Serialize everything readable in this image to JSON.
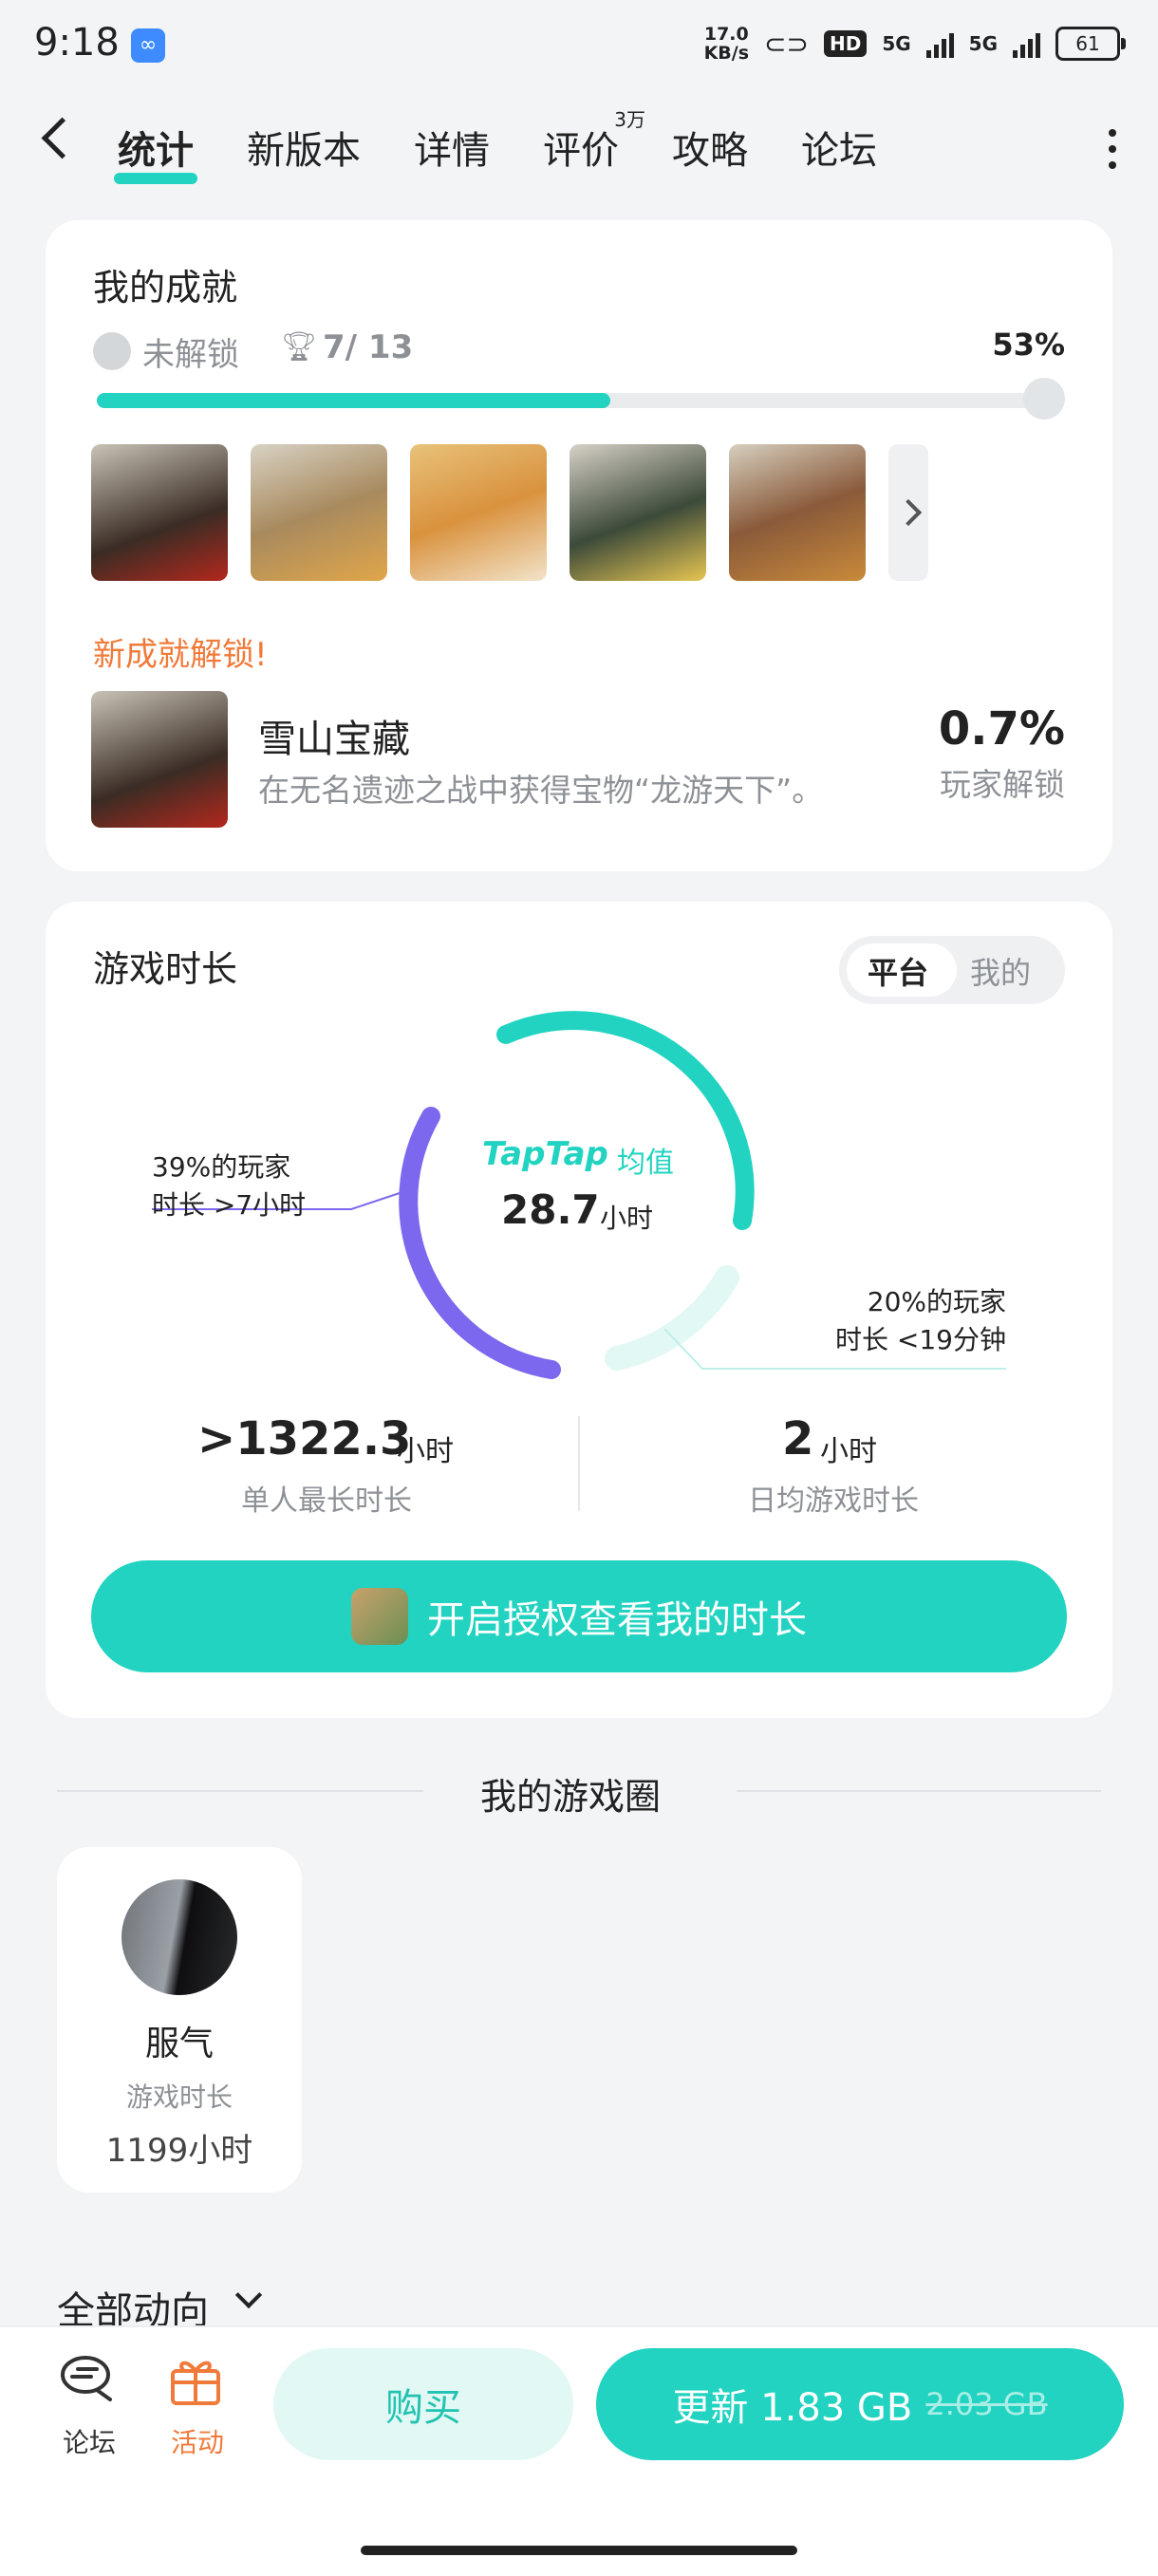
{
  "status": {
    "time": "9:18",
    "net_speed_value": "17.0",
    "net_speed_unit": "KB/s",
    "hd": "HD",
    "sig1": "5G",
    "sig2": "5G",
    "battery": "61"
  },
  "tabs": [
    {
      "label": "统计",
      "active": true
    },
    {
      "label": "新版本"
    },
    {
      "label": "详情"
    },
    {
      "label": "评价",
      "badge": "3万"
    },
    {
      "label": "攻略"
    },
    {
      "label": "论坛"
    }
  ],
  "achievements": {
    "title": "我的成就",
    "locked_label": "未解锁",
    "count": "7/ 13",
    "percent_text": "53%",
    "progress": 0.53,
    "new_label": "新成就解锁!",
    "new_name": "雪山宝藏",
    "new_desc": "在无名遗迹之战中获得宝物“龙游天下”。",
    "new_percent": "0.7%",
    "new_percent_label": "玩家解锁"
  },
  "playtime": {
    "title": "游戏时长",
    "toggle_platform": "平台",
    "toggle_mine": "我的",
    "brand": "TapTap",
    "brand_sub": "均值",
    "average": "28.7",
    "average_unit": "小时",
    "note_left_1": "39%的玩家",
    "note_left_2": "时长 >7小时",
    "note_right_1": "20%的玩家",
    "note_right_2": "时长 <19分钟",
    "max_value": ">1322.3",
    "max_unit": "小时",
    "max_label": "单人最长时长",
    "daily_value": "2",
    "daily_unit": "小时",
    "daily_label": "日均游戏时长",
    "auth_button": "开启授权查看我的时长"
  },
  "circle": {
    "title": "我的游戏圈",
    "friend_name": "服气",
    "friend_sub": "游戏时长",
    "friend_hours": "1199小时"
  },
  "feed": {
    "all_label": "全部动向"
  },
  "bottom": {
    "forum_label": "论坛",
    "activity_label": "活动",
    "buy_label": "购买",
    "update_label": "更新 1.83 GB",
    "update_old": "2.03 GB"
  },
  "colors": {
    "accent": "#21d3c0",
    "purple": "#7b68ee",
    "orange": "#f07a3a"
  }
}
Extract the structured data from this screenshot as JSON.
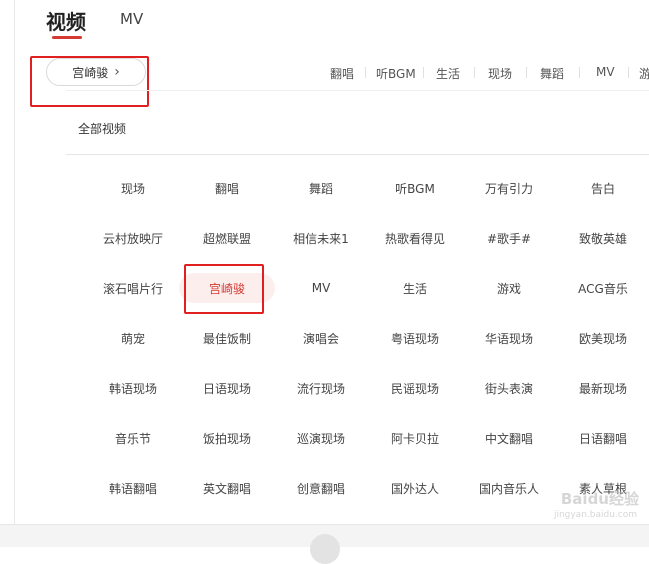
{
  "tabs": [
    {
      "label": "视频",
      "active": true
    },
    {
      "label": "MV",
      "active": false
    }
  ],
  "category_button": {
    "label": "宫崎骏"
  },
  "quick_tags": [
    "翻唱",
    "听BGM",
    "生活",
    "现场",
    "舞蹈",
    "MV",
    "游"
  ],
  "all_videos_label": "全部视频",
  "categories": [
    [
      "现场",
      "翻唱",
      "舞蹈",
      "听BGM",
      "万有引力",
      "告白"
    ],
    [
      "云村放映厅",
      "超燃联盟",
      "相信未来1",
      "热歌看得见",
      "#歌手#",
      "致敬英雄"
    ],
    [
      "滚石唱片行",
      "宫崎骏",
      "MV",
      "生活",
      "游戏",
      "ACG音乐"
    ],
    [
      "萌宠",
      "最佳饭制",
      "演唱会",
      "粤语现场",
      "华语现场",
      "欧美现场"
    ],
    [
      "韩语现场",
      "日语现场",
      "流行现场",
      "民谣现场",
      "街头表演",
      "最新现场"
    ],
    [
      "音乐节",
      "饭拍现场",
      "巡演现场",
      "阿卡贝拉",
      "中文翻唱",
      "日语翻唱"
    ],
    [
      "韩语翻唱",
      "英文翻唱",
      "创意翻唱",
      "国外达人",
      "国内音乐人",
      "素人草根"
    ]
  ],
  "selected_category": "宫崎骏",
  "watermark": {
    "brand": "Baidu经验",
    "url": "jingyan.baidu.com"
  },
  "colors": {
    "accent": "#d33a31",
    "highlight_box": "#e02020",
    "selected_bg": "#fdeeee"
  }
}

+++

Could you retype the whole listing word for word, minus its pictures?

Serialize everything readable in this image to JSON.
{
  "status": {
    "time": "9:18",
    "net_speed_value": "17.0",
    "net_speed_unit": "KB/s",
    "hd": "HD",
    "sig1": "5G",
    "sig2": "5G",
    "battery": "61"
  },
  "tabs": [
    {
      "label": "统计",
      "active": true
    },
    {
      "label": "新版本"
    },
    {
      "label": "详情"
    },
    {
      "label": "评价",
      "badge": "3万"
    },
    {
      "label": "攻略"
    },
    {
      "label": "论坛"
    }
  ],
  "achievements": {
    "title": "我的成就",
    "locked_label": "未解锁",
    "count": "7/ 13",
    "percent_text": "53%",
    "progress": 0.53,
    "new_label": "新成就解锁!",
    "new_name": "雪山宝藏",
    "new_desc": "在无名遗迹之战中获得宝物“龙游天下”。",
    "new_percent": "0.7%",
    "new_percent_label": "玩家解锁"
  },
  "playtime": {
    "title": "游戏时长",
    "toggle_platform": "平台",
    "toggle_mine": "我的",
    "brand": "TapTap",
    "brand_sub": "均值",
    "average": "28.7",
    "average_unit": "小时",
    "note_left_1": "39%的玩家",
    "note_left_2": "时长 >7小时",
    "note_right_1": "20%的玩家",
    "note_right_2": "时长 <19分钟",
    "max_value": ">1322.3",
    "max_unit": "小时",
    "max_label": "单人最长时长",
    "daily_value": "2",
    "daily_unit": "小时",
    "daily_label": "日均游戏时长",
    "auth_button": "开启授权查看我的时长"
  },
  "circle": {
    "title": "我的游戏圈",
    "friend_name": "服气",
    "friend_sub": "游戏时长",
    "friend_hours": "1199小时"
  },
  "feed": {
    "all_label": "全部动向"
  },
  "bottom": {
    "forum_label": "论坛",
    "activity_label": "活动",
    "buy_label": "购买",
    "update_label": "更新 1.83 GB",
    "update_old": "2.03 GB"
  },
  "colors": {
    "accent": "#21d3c0",
    "purple": "#7b68ee",
    "orange": "#f07a3a"
  }
}
Extract the structured data from this screenshot as JSON.
{
  "tabs": [
    {
      "label": "视频",
      "active": true
    },
    {
      "label": "MV",
      "active": false
    }
  ],
  "category_button": {
    "label": "宫崎骏"
  },
  "quick_tags": [
    "翻唱",
    "听BGM",
    "生活",
    "现场",
    "舞蹈",
    "MV",
    "游"
  ],
  "all_videos_label": "全部视频",
  "categories": [
    [
      "现场",
      "翻唱",
      "舞蹈",
      "听BGM",
      "万有引力",
      "告白"
    ],
    [
      "云村放映厅",
      "超燃联盟",
      "相信未来1",
      "热歌看得见",
      "#歌手#",
      "致敬英雄"
    ],
    [
      "滚石唱片行",
      "宫崎骏",
      "MV",
      "生活",
      "游戏",
      "ACG音乐"
    ],
    [
      "萌宠",
      "最佳饭制",
      "演唱会",
      "粤语现场",
      "华语现场",
      "欧美现场"
    ],
    [
      "韩语现场",
      "日语现场",
      "流行现场",
      "民谣现场",
      "街头表演",
      "最新现场"
    ],
    [
      "音乐节",
      "饭拍现场",
      "巡演现场",
      "阿卡贝拉",
      "中文翻唱",
      "日语翻唱"
    ],
    [
      "韩语翻唱",
      "英文翻唱",
      "创意翻唱",
      "国外达人",
      "国内音乐人",
      "素人草根"
    ]
  ],
  "selected_category": "宫崎骏",
  "watermark": {
    "brand": "Baidu经验",
    "url": "jingyan.baidu.com"
  },
  "colors": {
    "accent": "#d33a31",
    "highlight_box": "#e02020",
    "selected_bg": "#fdeeee"
  }
}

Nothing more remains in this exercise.